Sermons from St
Dr Fred Nye, Sunday, 15th April, 2018
As a trainee Reader I had a wonderful tutor called Phillip Cunningham. Phillip was at that time a schoolteacher and Reader, who later became priested – and he had a great gift for bringing theology down to earth. During a teaching session on Easter he asked us students three questions. First question – ‘If most of us don’t see apparitions of the Risen Christ; how do we know he’s alive?’ Second question ‘If tomorrow a team of archaeologists discovered Christ’s bones in Palestine, would it make any difference to your faith?’ And the third – ‘What difference does the Resurrection really make in a world of sin and pain?’
They are good questions, aren’t they? And particularly this weekend that third one, at a time when we have been bombing Syria to try and stop the gassing of children with chemical weapons. The Resurrection of Our Lord is central to the Christian faith, yet is so hard for us to grasp as an event, so difficult for us fully to understand its implications for the here and now.
The first disciples found it difficult to grasp as well. When Jesus showed himself to them, after the encounter on the Emmaus road, he came out of the blue - like a visitor from another world - and they hardly recognised him. But he showed them his hands and his feet and asked for something to eat: it was to re-join this world of pain and sorrow and joy that he had shouldered his way out of the tomb. This was not some ghostly apparition, but the risen, still wounded Christ, asking for food not to prove anything, but just because he was hungry. And as usual Jesus taught them, opening their minds to the scriptures, and pointing them forward to Pentecost - to the coming of his Holy Spirit upon the church; in its worship, its fellowship, its mission and its ministry. Perhaps some of those witnesses to the resurrection wanted to hug him, to hold on to him, just as Mary Magdalene had done in the Easter garden. But Jesus was trying to introduce them to a new relationship with him, that would transcend time and space.
Do you wrestle with the Resurrection? Some of us, and I’m one, tend to worry about its biological plausibility. But all of that becomes much less of an issue if we remember who Jesus is. Jesus is always the One who bridges earth and heaven, time and eternity. He is the ultimate time traveller, the supreme Lord of all space and all time who continually weaves in and out of the material world and human lives. In his Resurrection Jesus becomes part of the warp and weft of our earthly existence, God’s gold thread in the fabric of life. ‘The Lord is here. His spirit is with us’.
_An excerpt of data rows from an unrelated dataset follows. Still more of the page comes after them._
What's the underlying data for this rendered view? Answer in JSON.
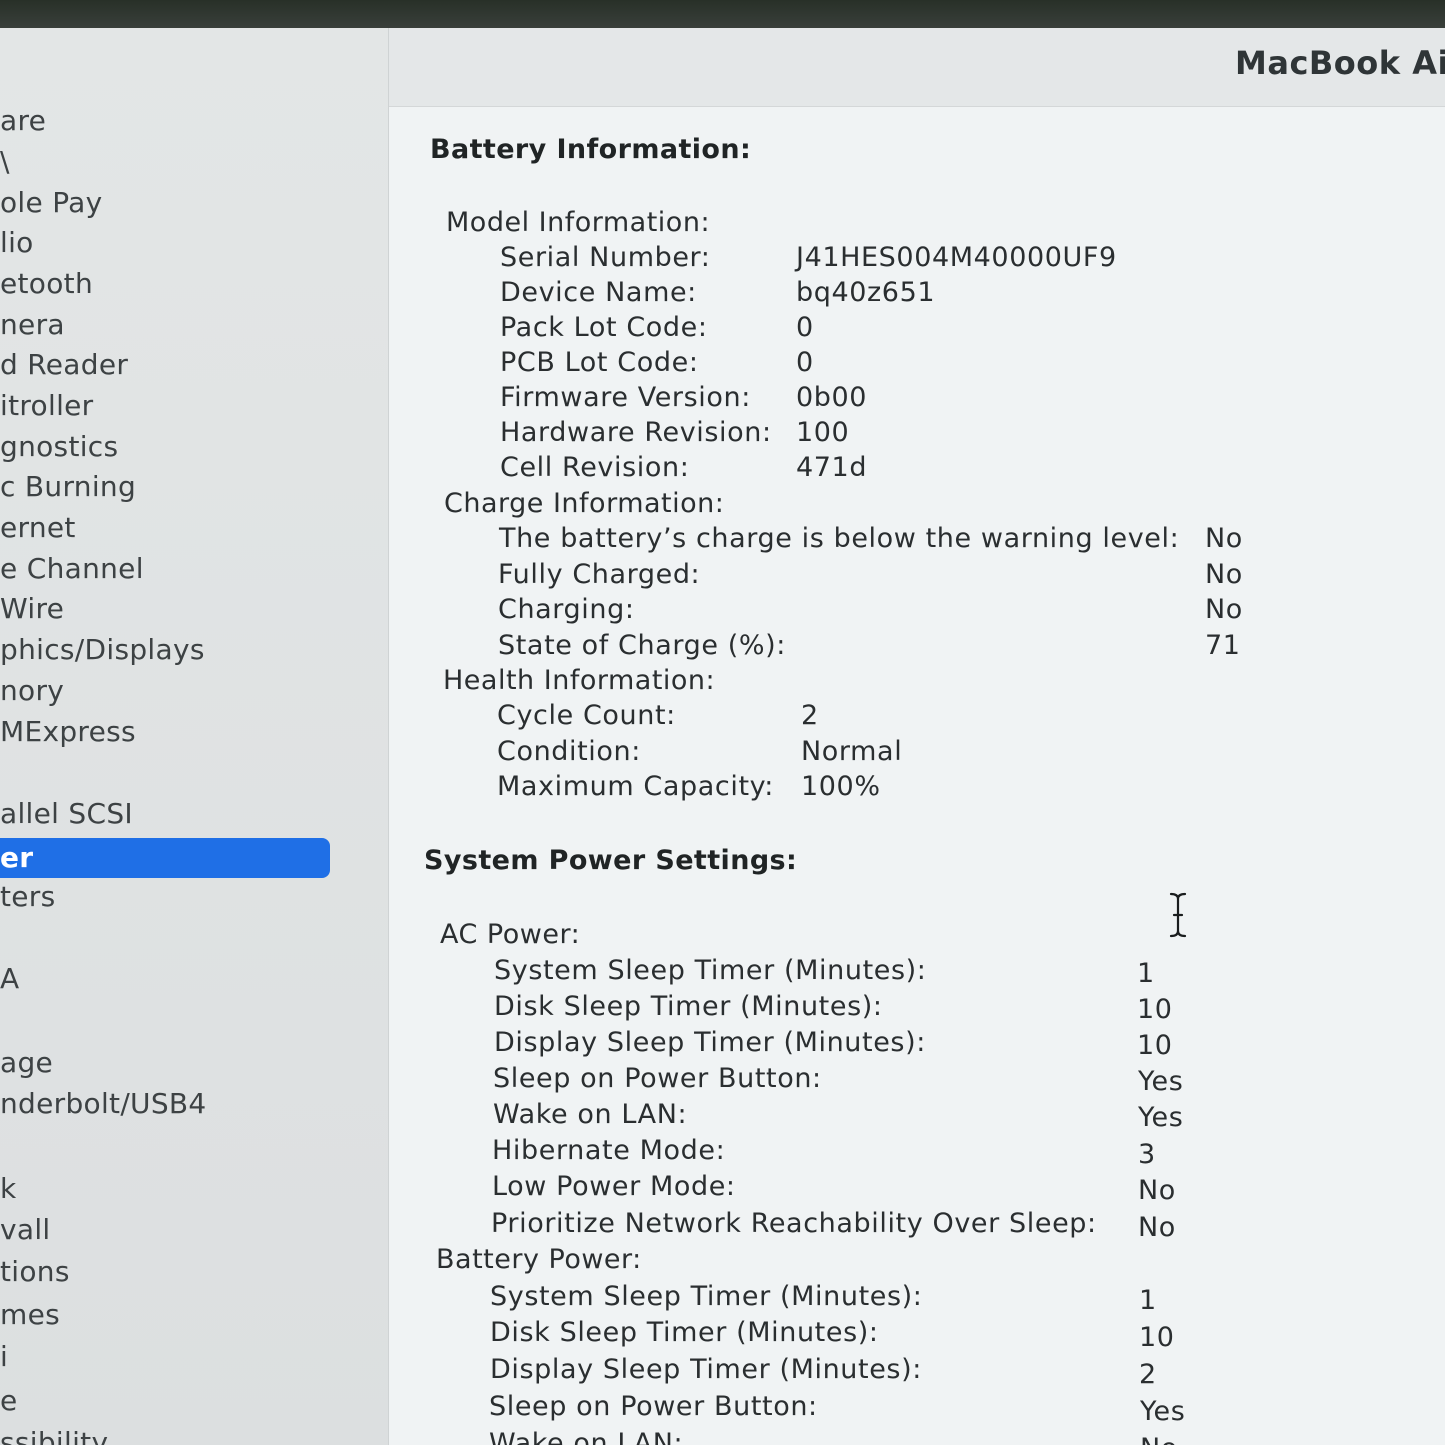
{
  "window": {
    "title": "MacBook Ai"
  },
  "sidebar": {
    "items": [
      {
        "label": "are"
      },
      {
        "label": "\\"
      },
      {
        "label": "ole Pay"
      },
      {
        "label": "lio"
      },
      {
        "label": "etooth"
      },
      {
        "label": "nera"
      },
      {
        "label": "d Reader"
      },
      {
        "label": "itroller"
      },
      {
        "label": "gnostics"
      },
      {
        "label": "c Burning"
      },
      {
        "label": "ernet"
      },
      {
        "label": "e Channel"
      },
      {
        "label": "Wire"
      },
      {
        "label": "phics/Displays"
      },
      {
        "label": "nory"
      },
      {
        "label": "MExpress"
      },
      {
        "label": "allel SCSI"
      },
      {
        "label": "er"
      },
      {
        "label": "ters"
      },
      {
        "label": "A"
      },
      {
        "label": "age"
      },
      {
        "label": "nderbolt/USB4"
      },
      {
        "label": "k"
      },
      {
        "label": "vall"
      },
      {
        "label": "tions"
      },
      {
        "label": "mes"
      },
      {
        "label": "i"
      },
      {
        "label": "e"
      },
      {
        "label": "ssibility"
      }
    ],
    "selected_index": 17,
    "selected_color": "#1f6fe6"
  },
  "battery": {
    "heading": "Battery Information:",
    "model": {
      "heading": "Model Information:",
      "rows": [
        {
          "label": "Serial Number:",
          "value": "J41HES004M40000UF9"
        },
        {
          "label": "Device Name:",
          "value": "bq40z651"
        },
        {
          "label": "Pack Lot Code:",
          "value": "0"
        },
        {
          "label": "PCB Lot Code:",
          "value": "0"
        },
        {
          "label": "Firmware Version:",
          "value": "0b00"
        },
        {
          "label": "Hardware Revision:",
          "value": "100"
        },
        {
          "label": "Cell Revision:",
          "value": "471d"
        }
      ]
    },
    "charge": {
      "heading": "Charge Information:",
      "rows": [
        {
          "label": "The battery’s charge is below the warning level:",
          "value": "No"
        },
        {
          "label": "Fully Charged:",
          "value": "No"
        },
        {
          "label": "Charging:",
          "value": "No"
        },
        {
          "label": "State of Charge (%):",
          "value": "71"
        }
      ]
    },
    "health": {
      "heading": "Health Information:",
      "rows": [
        {
          "label": "Cycle Count:",
          "value": "2"
        },
        {
          "label": "Condition:",
          "value": "Normal"
        },
        {
          "label": "Maximum Capacity:",
          "value": "100%"
        }
      ]
    }
  },
  "power": {
    "heading": "System Power Settings:",
    "ac": {
      "heading": "AC Power:",
      "rows": [
        {
          "label": "System Sleep Timer (Minutes):",
          "value": "1"
        },
        {
          "label": "Disk Sleep Timer (Minutes):",
          "value": "10"
        },
        {
          "label": "Display Sleep Timer (Minutes):",
          "value": "10"
        },
        {
          "label": "Sleep on Power Button:",
          "value": "Yes"
        },
        {
          "label": "Wake on LAN:",
          "value": "Yes"
        },
        {
          "label": "Hibernate Mode:",
          "value": "3"
        },
        {
          "label": "Low Power Mode:",
          "value": "No"
        },
        {
          "label": "Prioritize Network Reachability Over Sleep:",
          "value": "No"
        }
      ]
    },
    "battery_power": {
      "heading": "Battery Power:",
      "rows": [
        {
          "label": "System Sleep Timer (Minutes):",
          "value": "1"
        },
        {
          "label": "Disk Sleep Timer (Minutes):",
          "value": "10"
        },
        {
          "label": "Display Sleep Timer (Minutes):",
          "value": "2"
        },
        {
          "label": "Sleep on Power Button:",
          "value": "Yes"
        },
        {
          "label": "Wake on LAN:",
          "value": "No"
        }
      ]
    }
  },
  "icons": {
    "cursor": "text-cursor-icon"
  }
}
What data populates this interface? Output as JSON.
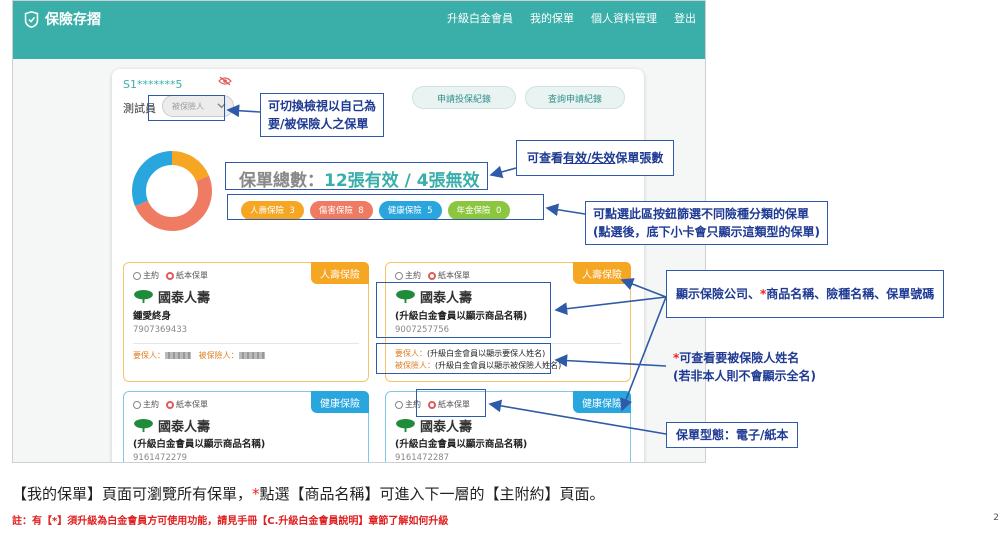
{
  "app": {
    "brand": "保險存摺"
  },
  "nav": [
    {
      "label": "升級白金會員"
    },
    {
      "label": "我的保單"
    },
    {
      "label": "個人資料管理"
    },
    {
      "label": "登出"
    }
  ],
  "account": {
    "masked_id": "S1*******5",
    "name": "測試員",
    "role_select": "被保險人"
  },
  "buttons": {
    "apply_record": "申請投保紀錄",
    "query_record": "查詢申請紀錄"
  },
  "summary": {
    "total_prefix": "保單總數：",
    "active": "12張有效",
    "separator": " / ",
    "inactive": "4張無效",
    "active_count": 12,
    "inactive_count": 4
  },
  "categories": [
    {
      "label": "人壽保險",
      "count": "3",
      "color": "#f5a623"
    },
    {
      "label": "傷害保險",
      "count": "8",
      "color": "#ef7b63"
    },
    {
      "label": "健康保險",
      "count": "5",
      "color": "#29a6de"
    },
    {
      "label": "年金保險",
      "count": "0",
      "color": "#8cc63e"
    }
  ],
  "policy_cards": [
    {
      "type": "人壽保險",
      "main_label": "主約",
      "paper_label": "紙本保單",
      "company": "國泰人壽",
      "product": "鍾愛終身",
      "number": "7907369433",
      "insured_owner_label": "要保人：",
      "insured_person_label": "被保險人：",
      "accent": "#f5a623"
    },
    {
      "type": "人壽保險",
      "main_label": "主約",
      "paper_label": "紙本保單",
      "company": "國泰人壽",
      "product": "(升級白金會員以顯示商品名稱)",
      "number": "9007257756",
      "insured_owner_label": "要保人：",
      "insured_owner_value": "(升級白金會員以顯示要保人姓名)",
      "insured_person_label": "被保險人：",
      "insured_person_value": "(升級白金會員以顯示被保險人姓名)",
      "accent": "#f5a623"
    },
    {
      "type": "健康保險",
      "main_label": "主約",
      "paper_label": "紙本保單",
      "company": "國泰人壽",
      "product": "(升級白金會員以顯示商品名稱)",
      "number": "9161472279",
      "accent": "#29a6de"
    },
    {
      "type": "健康保險",
      "main_label": "主約",
      "paper_label": "紙本保單",
      "company": "國泰人壽",
      "product": "(升級白金會員以顯示商品名稱)",
      "number": "9161472287",
      "accent": "#29a6de"
    }
  ],
  "annotations": {
    "switch_view_1": "可切換檢視以自己為",
    "switch_view_2": "要/被保險人之保單",
    "view_count_pre": "可查看",
    "view_count_u": "有效/失效",
    "view_count_post": "保單張數",
    "filter_1": "可點選此區按鈕篩選不同險種分類的保單",
    "filter_2": "(點選後，底下小卡會只顯示這類型的保單)",
    "display_pre": "顯示保險公司、",
    "display_star": "*",
    "display_post": "商品名稱、險種名稱、保單號碼",
    "name_star": "*",
    "name_1": "可查看要被保險人姓名",
    "name_2": "(若非本人則不會顯示全名)",
    "form_type": "保單型態：電子/紙本"
  },
  "footer": {
    "main_pre": "【我的保單】頁面可瀏覽所有保單，",
    "main_star": "*",
    "main_post": "點選【商品名稱】可進入下一層的【主附約】頁面。",
    "note": "註：有【*】須升級為白金會員方可使用功能，請見手冊【C.升級白金會員說明】章節了解如何升級",
    "page_number": "2"
  },
  "colors": {
    "brand": "#3aafa9",
    "annotation": "#2f5aa8",
    "star": "#e22222"
  }
}
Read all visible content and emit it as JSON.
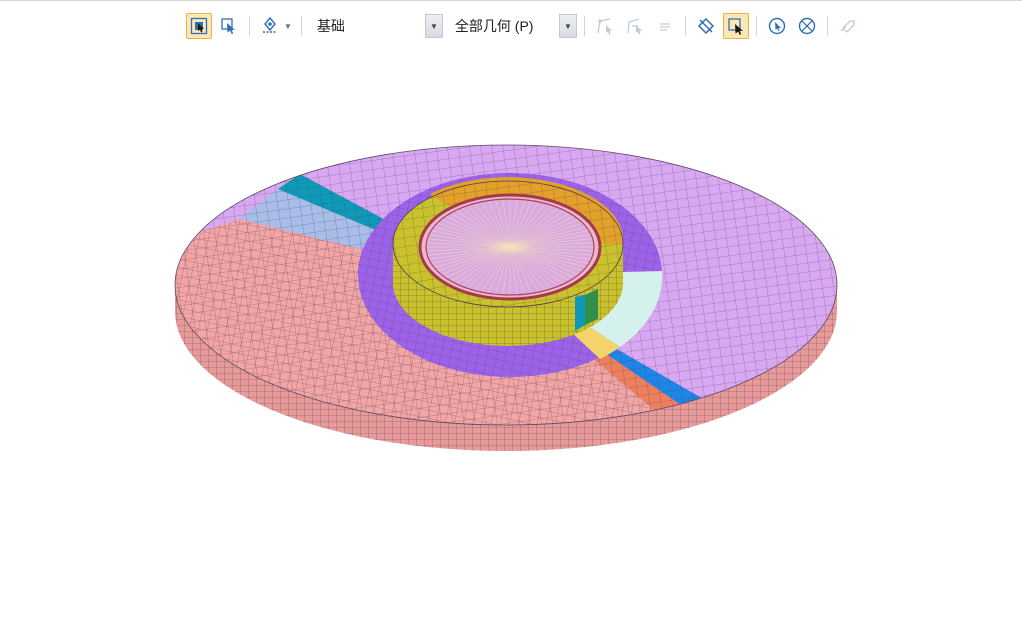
{
  "toolbar": {
    "combo_basic": {
      "value": "基础"
    },
    "combo_geometry": {
      "value": "全部几何 (P)"
    },
    "buttons": [
      {
        "name": "select-elements-button",
        "active": true
      },
      {
        "name": "select-cursor-button",
        "active": false
      },
      {
        "name": "snap-point-button",
        "active": false
      },
      {
        "name": "node-tool-1-button",
        "active": false
      },
      {
        "name": "node-tool-2-button",
        "active": false
      },
      {
        "name": "list-tool-button",
        "active": false
      },
      {
        "name": "deselect-button",
        "active": false
      },
      {
        "name": "box-select-button",
        "active": true
      },
      {
        "name": "pick-point-button",
        "active": false
      },
      {
        "name": "pick-exclude-button",
        "active": false
      },
      {
        "name": "transfer-button",
        "active": false
      }
    ]
  },
  "model": {
    "colors": {
      "pink_region": "#f4a5a5",
      "violet_region": "#d9a8f3",
      "yellow_ring": "#c9c22a",
      "orange_ring": "#e3a12a",
      "purple_annulus": "#9c63ea",
      "blue_band": "#1f85e6",
      "salmon_band": "#ee7f5c",
      "teal_band": "#0f99b8",
      "lightblue_band": "#a8bde8",
      "mint_region": "#d5f1ee",
      "mesh_line": "#4a3d52"
    }
  }
}
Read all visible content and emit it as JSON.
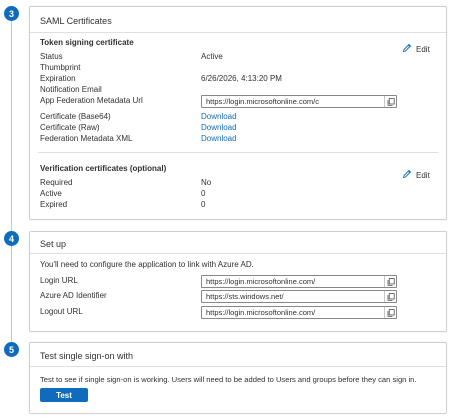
{
  "steps": {
    "three": "3",
    "four": "4",
    "five": "5"
  },
  "saml": {
    "title": "SAML Certificates",
    "token": {
      "heading": "Token signing certificate",
      "edit_label": "Edit",
      "status_label": "Status",
      "status_value": "Active",
      "thumbprint_label": "Thumbprint",
      "expiration_label": "Expiration",
      "expiration_value": "6/26/2026, 4:13:20 PM",
      "notification_label": "Notification Email",
      "metadata_url_label": "App Federation Metadata Url",
      "metadata_url_value": "https://login.microsoftonline.com/c",
      "base64_label": "Certificate (Base64)",
      "base64_link": "Download",
      "raw_label": "Certificate (Raw)",
      "raw_link": "Download",
      "fedxml_label": "Federation Metadata XML",
      "fedxml_link": "Download"
    },
    "verification": {
      "heading": "Verification certificates (optional)",
      "edit_label": "Edit",
      "required_label": "Required",
      "required_value": "No",
      "active_label": "Active",
      "active_value": "0",
      "expired_label": "Expired",
      "expired_value": "0"
    }
  },
  "setup": {
    "title": "Set up",
    "description": "You'll need to configure the application to link with Azure AD.",
    "login_url_label": "Login URL",
    "login_url_value": "https://login.microsoftonline.com/",
    "identifier_label": "Azure AD Identifier",
    "identifier_value": "https://sts.windows.net/",
    "logout_url_label": "Logout URL",
    "logout_url_value": "https://login.microsoftonline.com/"
  },
  "test": {
    "title": "Test single sign-on with",
    "description": "Test to see if single sign-on is working. Users will need to be added to Users and groups before they can sign in.",
    "button_label": "Test"
  },
  "colors": {
    "accent": "#0f6cbd",
    "border": "#d2d0ce"
  },
  "icons": {
    "edit": "pencil-icon",
    "copy": "copy-icon"
  }
}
Do you wrestle with the Resurrection? If Luke in his gospel tells us what the Resurrection is like, John in his first letter suggests how it might change things for us. John describes us as children of God, loved by the Father and sharing with Jesus in his Risen likeness. We can get an inkling of what this is about by using a human analogy. It is strange, almost uncanny, how some adopted children take on the habits, gestures and speech inflections of their adoptive parents, and even seem at times to look like them. That family likeness will be ours, says John, if we share Our Lord’s risen life, the life that overflows with abundant costly love, the love that hurts. But John warns us that if we truly live this life we will find ourselves struggling to make that love real in a world of sin and pain. Like Jesus we will face difficult choices, and risk rejection and misunderstanding by the world. A sobering thought for Christ’s people – do we pass the test? Do we love until it hurts? Or do we still have some way to go?
Do you wrestle with the Resurrection? Do you even grapple with the risen Christ himself – try to hold him down to get some answers from him? In one of his wonderful hymns Charles Wesley does just that. Like Jacob, who wrestled with God at Peniel, Wesley imagines himself struggling with the invisible, risen Christ – Come O thou Traveller unknown, whom still I hold, but cannot see…...
And Wesley continues later with this quite extraordinary verse:
In vain Thou strugglest to get free,
I never will release my hold;
Art Thou the Man that died for me?
The secret of Thy love unfold;
Wrestling, I will not let Thee go,
Till I Thy Name, Thy Nature know.
Wesley’s longing and yearning – his ‘instant prayer’ - are passionate, intimate. Too passionate and intimate it seems for some hymn books: the English Hymnal for one leaves that verse out altogether. But if we like Wesley, hold on, hold on in faith and hope and love, the invisible risen Christ will reveal himself even to the likes of us. He will reveal himself to us, softly and gently, deep in our real selves - in the abundant, loving, costly humanity of his Easter glory.
Who, I ask Thee, Who art Thou? ‘Tis Love! ‘tis Love! Thou diedst for me!
Tell me Thy Name, and tell me now… I hear Thy whisper in my heart!
Speak, or Thou never hence shall move, The morning breaks, the shadows flee;
And tell me if Thy Name is Love? Pure universal Love Thou art;
To me, to all Thy mercies move;
Thy Nature and Thy Name is Love.